ForePass had an effect not only on glucose homeostasis but also on the composition of gut microbiota. The literature provides evidence that the gut microbiota has a substantial impact on metabolism and can modulate various aspects of the metabolic syndrome beyond obesity, including insulin resistance and glycaemic control.13 14 In this study, we found that the ForePass device promotes the formation of a microbiota pattern that is known to be associated with a better metabolic outcome.

In conclusion, the ForePass device reduces glucose absorption and EGP, enhances whole-body insulin-mediated glucose uptake and hepatic insulin sensitivity with increased insulin clearance, reduces gluconeogenic substrates and improves the abundance and composition of faecal microbiota promoting a configuration that positively affects glucose metabolism. ForePass is an endoscopic procedure that, contrary to MS, is completely reversible. It could be used for those hesitant to undergo MS, high-risk patients who are ineligible for MS, as a bridge to bariatric surgery or MS, as well as a complement or substitute to new anti-obesity and anti-diabetic medications for these lifelong diseases.

Ethics statements

Patient consent for publication

Ethics approval

Not applicable.


This study was partially supported by a research grant from Keyron (London, UK). It was executed independently of Keyron, which had no role in data collection, analysis, and interpretation, and writing of the research paper. We would like to thank Mrs. Anna Caprodossi, the Translational Cardiovascular Science Lab - FPG -UCSC and Fondazione Roma. We are grateful for financial support for gut microbiota analyses by IMI n. 875534 Stratification of Obese Phenotypes to Optimize Future Obesity Therapy (SOPHIA) and thank Manuela Krämer for processing the samples. The computations for gut microbiota profiling were enabled by resources provided by the Swedish National Infrastructure for Computing (SNIC) at UPPMAX through grant agreement no. 2018-05973.


Supplementary materials


  • GA, MGN and IB are joint first authors.

  • Twitter @MPGN46, @ivoboskoski

  • Correction notice This article has been corrected since it published Online First. The first affiliation has been corrected.

  • Contributors GM and GA designed the study. MGN, IB, VB and AG performed the surgical procedures. GA, SR and LP carried out the study. LO, HA and VT performed gut microbiota analyses. AG and SS measured stable isotopes. EP did the statistics. GA, AG, GM, MEC, and VT wrote the first draft. All authors actively contributed to the definitive version. AG and GM are jointly supervised this work.

  • Competing interests GA reports consulting fees from Metadeq and GHP Scientific. IB reports consulting fees from Apollo, Endosurgery, AndoTools, Nitinotes, Erbe Elektromedizin, Boston Scientific, Cook Medical and Pentax Medical. MGN reports consulting fees from Apollo EndoSurgery, USGI and Keyron. He is also a Scientific Advisor of Keyron and Morphic Medical. VB reports consulting fees from Apollo EndoSurgery. GM reports consulting fees from Novo Nordisk, Fractyl, Recor. She is also Scientific Advisor of Keyron, Metadeq, GHP Scientific, and Jemyll. All other authors declare no competing interests.
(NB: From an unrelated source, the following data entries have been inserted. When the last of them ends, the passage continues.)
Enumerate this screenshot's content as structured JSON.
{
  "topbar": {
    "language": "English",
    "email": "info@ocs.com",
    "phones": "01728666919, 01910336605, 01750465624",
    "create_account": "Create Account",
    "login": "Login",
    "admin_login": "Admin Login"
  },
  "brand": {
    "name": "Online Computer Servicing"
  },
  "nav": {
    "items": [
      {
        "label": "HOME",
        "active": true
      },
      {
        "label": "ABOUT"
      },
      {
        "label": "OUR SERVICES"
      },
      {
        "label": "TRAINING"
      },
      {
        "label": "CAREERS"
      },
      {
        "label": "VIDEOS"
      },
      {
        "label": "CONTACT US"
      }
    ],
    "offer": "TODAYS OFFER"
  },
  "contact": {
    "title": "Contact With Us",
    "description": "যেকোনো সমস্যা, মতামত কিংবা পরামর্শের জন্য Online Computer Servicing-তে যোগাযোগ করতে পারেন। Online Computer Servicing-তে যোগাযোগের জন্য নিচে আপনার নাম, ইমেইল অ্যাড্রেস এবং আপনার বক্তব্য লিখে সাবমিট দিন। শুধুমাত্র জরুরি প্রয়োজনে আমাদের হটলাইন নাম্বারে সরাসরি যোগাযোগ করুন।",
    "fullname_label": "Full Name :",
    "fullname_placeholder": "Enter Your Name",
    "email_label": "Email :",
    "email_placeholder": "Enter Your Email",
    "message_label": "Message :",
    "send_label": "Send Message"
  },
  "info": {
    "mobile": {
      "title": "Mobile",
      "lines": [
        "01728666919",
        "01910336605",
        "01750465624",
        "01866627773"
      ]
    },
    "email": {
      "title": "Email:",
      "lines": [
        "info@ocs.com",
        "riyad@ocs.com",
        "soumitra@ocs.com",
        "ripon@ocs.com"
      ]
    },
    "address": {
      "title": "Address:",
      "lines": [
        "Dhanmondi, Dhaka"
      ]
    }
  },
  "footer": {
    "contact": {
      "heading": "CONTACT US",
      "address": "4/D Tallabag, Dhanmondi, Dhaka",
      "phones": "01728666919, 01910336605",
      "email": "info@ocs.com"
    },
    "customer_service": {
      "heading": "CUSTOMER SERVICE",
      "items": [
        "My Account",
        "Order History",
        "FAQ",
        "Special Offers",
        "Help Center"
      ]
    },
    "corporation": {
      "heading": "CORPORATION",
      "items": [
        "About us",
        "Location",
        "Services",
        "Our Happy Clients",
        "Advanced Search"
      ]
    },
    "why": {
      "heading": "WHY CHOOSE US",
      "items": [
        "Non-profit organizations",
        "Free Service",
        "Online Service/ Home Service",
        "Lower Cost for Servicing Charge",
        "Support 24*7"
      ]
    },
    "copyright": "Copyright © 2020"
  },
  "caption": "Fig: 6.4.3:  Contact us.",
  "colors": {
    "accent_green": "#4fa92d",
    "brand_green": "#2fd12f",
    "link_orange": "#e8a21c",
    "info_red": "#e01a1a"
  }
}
  • Patient and public involvement Patients and/or the public were not involved in the design, or conduct, or reporting, or dissemination plans of this research.

  • Provenance and peer review Not commissioned; internally peer reviewed.

  • Supplemental material This content has been supplied by the author(s). It has not been vetted by BMJ Publishing Group Limited (BMJ) and may not have been peer-reviewed. Any opinions or recommendations discussed are solely those of the author(s) and are not endorsed by BMJ. BMJ disclaims all liability and responsibility arising from any reliance placed on the content. Where the content includes any translated material, BMJ does not warrant the accuracy and reliability of the translations (including but not limited to local regulations, clinical guidelines, terminology, drug names and drug dosages), and is not responsible for any error and/or omissions arising from translation and adaptation or otherwise.